The elder walked around and inspected the work, directed his unmotivated crew. He was the last of the builders, these were boys and young men who built the canoe out of tradition, not out of desire. The elder had prayed for students, he received those who had no thirst for learning.
Two months after our launch we made the headlines when one of our bots saved the life of a twenty-nine year old woman in Chicago.
You talk with a friendly AI for a few hours a day, week in and week out, and the software on the other side is bound to learn a thing or two about you. As you walk around your studio apartment, heating up a bowl of water to make dinner, the laptop sits in a corner and streams audio through your random assortment of free speakers, an artificial voice – noticeable only to a small cadre of audiophiles – asks about your day, and you talk as you unwind and settle into the everyday routine. The call is going to last three hours and you’re going to feel it, personally. The software also might end up inferring some interesting tidbits, like that you have a misdiagnosed medical condition and the drugs your psychiatrist has you on are actually conflicting with the rare ingredient in the authentic Thai dishes you are so fond of having every few days. The AI alerted the woman of this, who then asked the psychiatrist, and a few minutes of Googling revealed a dangerous drug interaction.
Date: Fri, April 21, 2017 at 12:44 PM
We have exciting news, HisDudenessEleventy! Starting today you will be able to take advantage of an exciting new feature we’re making available to select power-users – AutoGram! This is an amazing digital assistant we’ve been developing in secret for the past two years and it will revolutionize the way you use Instagram. Or, rather, the way you’ll be able to use Instagram even less.

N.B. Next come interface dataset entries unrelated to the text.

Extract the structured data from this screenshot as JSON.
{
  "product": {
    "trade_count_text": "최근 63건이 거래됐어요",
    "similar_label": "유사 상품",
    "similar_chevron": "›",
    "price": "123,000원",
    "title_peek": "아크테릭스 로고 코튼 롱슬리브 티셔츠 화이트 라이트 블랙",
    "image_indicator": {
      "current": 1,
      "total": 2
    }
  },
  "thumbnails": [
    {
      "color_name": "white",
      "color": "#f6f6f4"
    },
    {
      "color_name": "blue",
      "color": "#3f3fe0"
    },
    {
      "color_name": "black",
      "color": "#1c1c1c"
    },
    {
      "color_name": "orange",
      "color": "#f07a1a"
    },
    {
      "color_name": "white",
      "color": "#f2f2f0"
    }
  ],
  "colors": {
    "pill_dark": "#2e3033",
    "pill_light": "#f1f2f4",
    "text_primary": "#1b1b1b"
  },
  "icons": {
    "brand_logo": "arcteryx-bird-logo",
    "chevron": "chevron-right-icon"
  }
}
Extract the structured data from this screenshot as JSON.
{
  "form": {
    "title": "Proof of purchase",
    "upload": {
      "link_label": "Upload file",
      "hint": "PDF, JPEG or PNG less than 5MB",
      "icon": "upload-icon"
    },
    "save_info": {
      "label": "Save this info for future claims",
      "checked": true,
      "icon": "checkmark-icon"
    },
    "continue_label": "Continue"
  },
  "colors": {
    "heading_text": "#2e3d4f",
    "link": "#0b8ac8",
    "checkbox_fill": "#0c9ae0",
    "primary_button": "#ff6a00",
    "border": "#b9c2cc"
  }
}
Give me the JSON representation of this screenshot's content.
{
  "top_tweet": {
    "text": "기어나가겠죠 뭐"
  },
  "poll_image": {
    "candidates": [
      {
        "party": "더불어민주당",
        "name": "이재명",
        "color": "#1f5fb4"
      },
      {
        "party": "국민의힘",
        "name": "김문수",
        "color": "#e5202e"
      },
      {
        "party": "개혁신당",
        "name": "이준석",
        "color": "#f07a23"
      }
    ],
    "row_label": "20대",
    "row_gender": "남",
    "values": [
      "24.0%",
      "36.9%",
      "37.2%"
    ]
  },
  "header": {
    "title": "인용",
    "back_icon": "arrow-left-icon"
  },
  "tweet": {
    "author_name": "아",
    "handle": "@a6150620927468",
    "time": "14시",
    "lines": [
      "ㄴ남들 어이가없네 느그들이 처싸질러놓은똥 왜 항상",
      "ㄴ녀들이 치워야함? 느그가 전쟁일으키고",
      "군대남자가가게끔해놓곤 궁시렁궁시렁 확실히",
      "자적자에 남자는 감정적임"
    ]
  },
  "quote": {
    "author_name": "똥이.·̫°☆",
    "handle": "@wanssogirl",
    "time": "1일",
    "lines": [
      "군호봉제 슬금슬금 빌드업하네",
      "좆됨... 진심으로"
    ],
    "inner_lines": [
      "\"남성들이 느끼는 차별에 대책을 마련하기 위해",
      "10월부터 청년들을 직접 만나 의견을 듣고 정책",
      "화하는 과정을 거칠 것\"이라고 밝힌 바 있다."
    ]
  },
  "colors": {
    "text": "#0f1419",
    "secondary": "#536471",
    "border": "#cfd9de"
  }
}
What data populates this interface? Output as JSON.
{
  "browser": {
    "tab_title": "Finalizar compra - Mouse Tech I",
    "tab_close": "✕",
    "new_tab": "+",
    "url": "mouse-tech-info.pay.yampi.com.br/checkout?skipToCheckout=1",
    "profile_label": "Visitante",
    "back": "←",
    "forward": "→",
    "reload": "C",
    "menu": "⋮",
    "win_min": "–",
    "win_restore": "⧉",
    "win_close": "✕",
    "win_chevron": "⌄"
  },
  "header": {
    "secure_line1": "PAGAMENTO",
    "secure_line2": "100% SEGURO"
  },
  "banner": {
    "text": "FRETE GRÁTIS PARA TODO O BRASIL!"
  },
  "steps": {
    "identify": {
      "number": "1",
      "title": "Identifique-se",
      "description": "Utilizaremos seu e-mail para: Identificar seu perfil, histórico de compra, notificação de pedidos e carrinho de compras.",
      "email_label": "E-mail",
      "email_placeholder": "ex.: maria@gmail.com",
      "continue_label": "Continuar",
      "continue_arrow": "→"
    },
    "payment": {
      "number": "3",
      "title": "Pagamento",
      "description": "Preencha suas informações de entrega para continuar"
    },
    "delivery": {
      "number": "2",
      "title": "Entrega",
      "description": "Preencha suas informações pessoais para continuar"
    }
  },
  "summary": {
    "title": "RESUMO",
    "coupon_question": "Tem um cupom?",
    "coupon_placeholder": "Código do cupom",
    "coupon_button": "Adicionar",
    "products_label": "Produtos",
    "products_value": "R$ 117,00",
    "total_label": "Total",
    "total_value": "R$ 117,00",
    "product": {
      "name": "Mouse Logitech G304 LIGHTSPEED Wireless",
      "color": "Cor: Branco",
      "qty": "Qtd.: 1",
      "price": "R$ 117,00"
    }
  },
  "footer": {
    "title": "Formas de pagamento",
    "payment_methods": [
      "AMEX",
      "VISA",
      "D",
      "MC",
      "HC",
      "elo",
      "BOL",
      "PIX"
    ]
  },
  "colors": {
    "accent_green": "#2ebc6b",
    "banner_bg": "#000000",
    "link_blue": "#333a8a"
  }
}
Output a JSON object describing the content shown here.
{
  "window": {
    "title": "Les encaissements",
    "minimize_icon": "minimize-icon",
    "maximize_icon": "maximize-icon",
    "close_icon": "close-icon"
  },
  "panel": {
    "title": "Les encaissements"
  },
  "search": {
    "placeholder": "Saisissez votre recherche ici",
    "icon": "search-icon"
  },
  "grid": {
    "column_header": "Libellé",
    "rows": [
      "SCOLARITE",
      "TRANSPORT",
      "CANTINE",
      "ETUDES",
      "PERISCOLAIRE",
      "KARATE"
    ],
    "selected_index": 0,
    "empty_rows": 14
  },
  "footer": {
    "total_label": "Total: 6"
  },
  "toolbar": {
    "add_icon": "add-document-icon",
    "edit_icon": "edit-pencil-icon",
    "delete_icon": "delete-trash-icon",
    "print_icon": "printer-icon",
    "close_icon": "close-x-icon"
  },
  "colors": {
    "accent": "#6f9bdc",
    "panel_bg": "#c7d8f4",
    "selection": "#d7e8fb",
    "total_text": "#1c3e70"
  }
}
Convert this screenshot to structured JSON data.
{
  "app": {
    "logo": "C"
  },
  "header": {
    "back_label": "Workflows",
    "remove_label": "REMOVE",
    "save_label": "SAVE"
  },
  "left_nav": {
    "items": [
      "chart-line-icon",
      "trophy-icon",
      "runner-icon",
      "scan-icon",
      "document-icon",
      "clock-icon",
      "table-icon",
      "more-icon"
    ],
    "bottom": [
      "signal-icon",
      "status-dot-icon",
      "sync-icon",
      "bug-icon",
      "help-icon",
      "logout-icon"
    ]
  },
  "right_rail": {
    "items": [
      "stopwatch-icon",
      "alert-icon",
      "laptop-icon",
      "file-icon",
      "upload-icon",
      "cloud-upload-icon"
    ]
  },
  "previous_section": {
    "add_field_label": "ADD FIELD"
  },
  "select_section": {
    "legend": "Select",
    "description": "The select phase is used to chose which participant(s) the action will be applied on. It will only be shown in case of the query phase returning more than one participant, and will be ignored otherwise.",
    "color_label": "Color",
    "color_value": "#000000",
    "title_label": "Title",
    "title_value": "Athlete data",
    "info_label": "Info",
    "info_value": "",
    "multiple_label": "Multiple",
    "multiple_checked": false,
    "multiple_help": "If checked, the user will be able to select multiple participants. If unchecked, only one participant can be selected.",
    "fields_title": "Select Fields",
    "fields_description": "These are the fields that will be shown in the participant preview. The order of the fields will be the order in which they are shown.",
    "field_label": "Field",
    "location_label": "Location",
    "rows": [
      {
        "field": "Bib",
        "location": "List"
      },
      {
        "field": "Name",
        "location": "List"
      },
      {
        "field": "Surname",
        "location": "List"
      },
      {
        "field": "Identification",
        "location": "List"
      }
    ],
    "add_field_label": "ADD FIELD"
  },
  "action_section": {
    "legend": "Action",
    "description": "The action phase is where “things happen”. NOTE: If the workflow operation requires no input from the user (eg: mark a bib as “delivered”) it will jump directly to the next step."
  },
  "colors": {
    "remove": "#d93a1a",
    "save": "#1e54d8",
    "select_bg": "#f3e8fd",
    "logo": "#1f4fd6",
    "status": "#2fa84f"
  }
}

The elevator came to a stop and the doors opened into a dark-paneled lobby. There were two swinging doors on the other side. We walked through the doors and were faced with the Border Control. The guards smiled. Their semi-automatic rifles smiled, too.
There were three guards on duty so each of us walked toward one, chatted a bit, proved that we were ourselves to a minion of a government that knew where we were every moment of the day, and walked on through into the surface world.
The lobby past the guards contained half a dozen elevators. We piled into the first that showed up. All the buttons were lit up. Clarice pushed the button for the garage, then pushed the lobby button and the elevator lurched upwards.
We first stopped in the parking garage, a tinted car already waiting for Clarice, who slid into it and swung the door closed with a practiced motion, all done while the elevator was still irised open. Her handbag had a picture of Mickey on it and Clarice carried a Disney towel over her arm.
I met a cute boy on the train.
Taking the train back home from work, I was talking with my sister on Skype. She was in Chicago, an hour ahead, and had already started cooking dinner. She told me about her day as I watched her move around her kitchen, knives moving up and down, water boiling on the stove.
Christa had to go and we said our I love yous, when I looked down the train car and saw a cute boy I’d never seen before. He was reading an old paperback, black background and a familiar crest on top of it. I remembered the book and felt excitement at seeing this, the re-birth of the novel, happening right in front of me.
The boy looked to be in his late twenties, early thirties. He had on a plain gray jacket over a green sweater. A book in one hand, a small backpack behind his legs, he sat there and read for a while.
“Time travel is illegal.”
“Is it? People time travel all the time.”
“So I figure we ride this thing out as long as we can, collect enough paychecks to buy our way out, and…” I make a sailing motion with my hand, then take another drink of beer.
Ryan looked incredulously at me and says “Don’t know if I’ve been living under a rock these past few days, but what the fuck are you talking about?”